So Harrington was asked: Given the similarity in firmness between Carnoustie and Hoylake, can Tiger stir the ghosts this week?

Full coverage of the 147th Open Championship

“I really don’t know,” Harrington said Monday. “He’s good enough to win this championship, no doubt about it. I don’t think he could play golf like the way he did in 2006. Nobody else could have tried to play the golf course the way he did, and nobody else could have played the way he did. I suspect he couldn’t play that way now, either. But I don’t know if that’s the strategy this week, to lay up that far back.”

With three days until the start of this championship, that’s the biggest question mark for Harrington, the 2007 winner here. He doesn’t know what his strategy will be – but his game plan will need to be “fluid.” Do you attack the course with driver and try to fly the fairway bunkers? Or do you attempt to lay back with an iron, even though it’s difficult to control the amount of run-out on the baked-out fairways and bring the bunkers into play?
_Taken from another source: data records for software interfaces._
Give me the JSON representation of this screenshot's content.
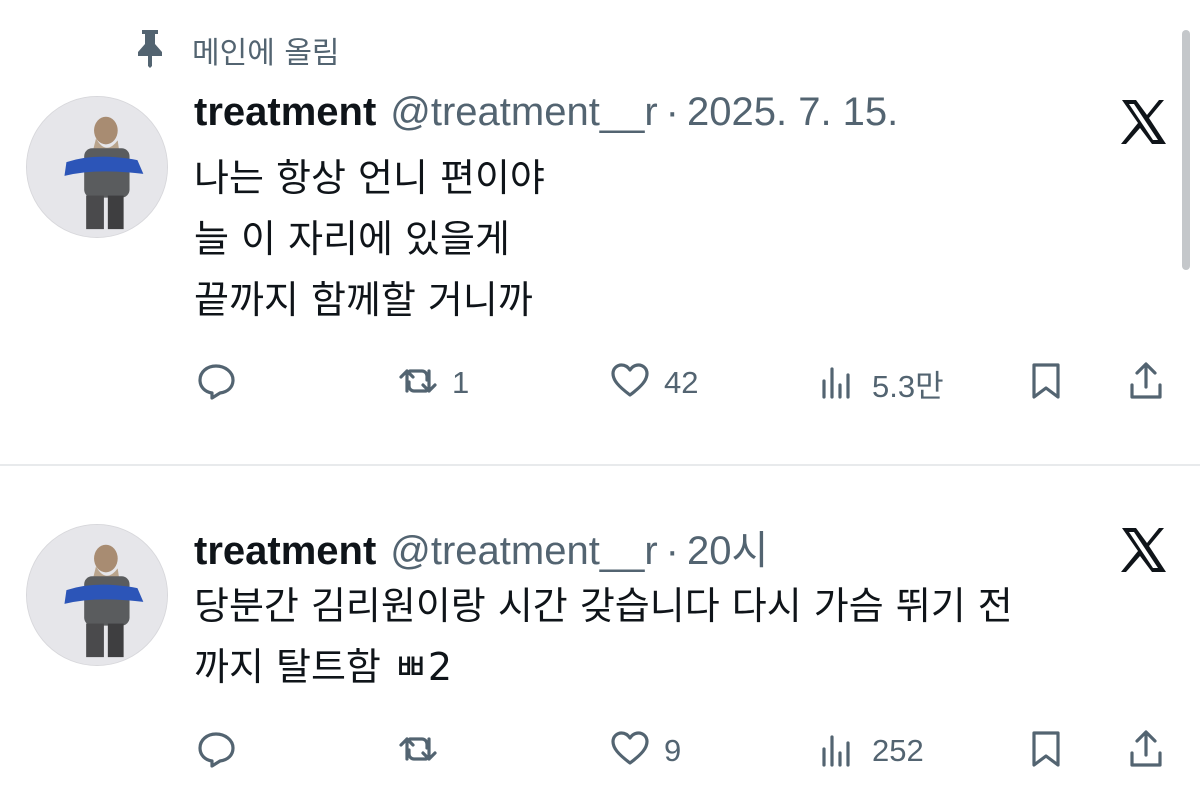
{
  "pinned": {
    "label": "메인에 올림",
    "icon": "pin-icon"
  },
  "tweets": [
    {
      "name": "treatment",
      "handle": "@treatment__r",
      "separator": "·",
      "time": "2025. 7. 15.",
      "lines": [
        "나는 항상 언니 편이야",
        "늘 이 자리에 있을게",
        "끝까지 함께할 거니까"
      ],
      "retweets": "1",
      "likes": "42",
      "views": "5.3만"
    },
    {
      "name": "treatment",
      "handle": "@treatment__r",
      "separator": "·",
      "time": "20시",
      "lines": [
        "당분간 김리원이랑 시간 갖습니다 다시 가슴 뛰기 전",
        "까지 탈트함 ㅃ2"
      ],
      "retweets": "",
      "likes": "9",
      "views": "252"
    }
  ],
  "colors": {
    "text": "#0f1419",
    "secondary": "#536471",
    "divider": "#e8eaec"
  }
}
“The fairways at Hoylake are quite flat, even though they were very fast,” Harrington said. “There’s a lot of undulations in the fairways here, so if you are trying to lay up, you can get hit the back of a slope and kick forward an extra 20 or 30 yards more than you think. So it’s not as easy to eliminate all the risk by laying up.”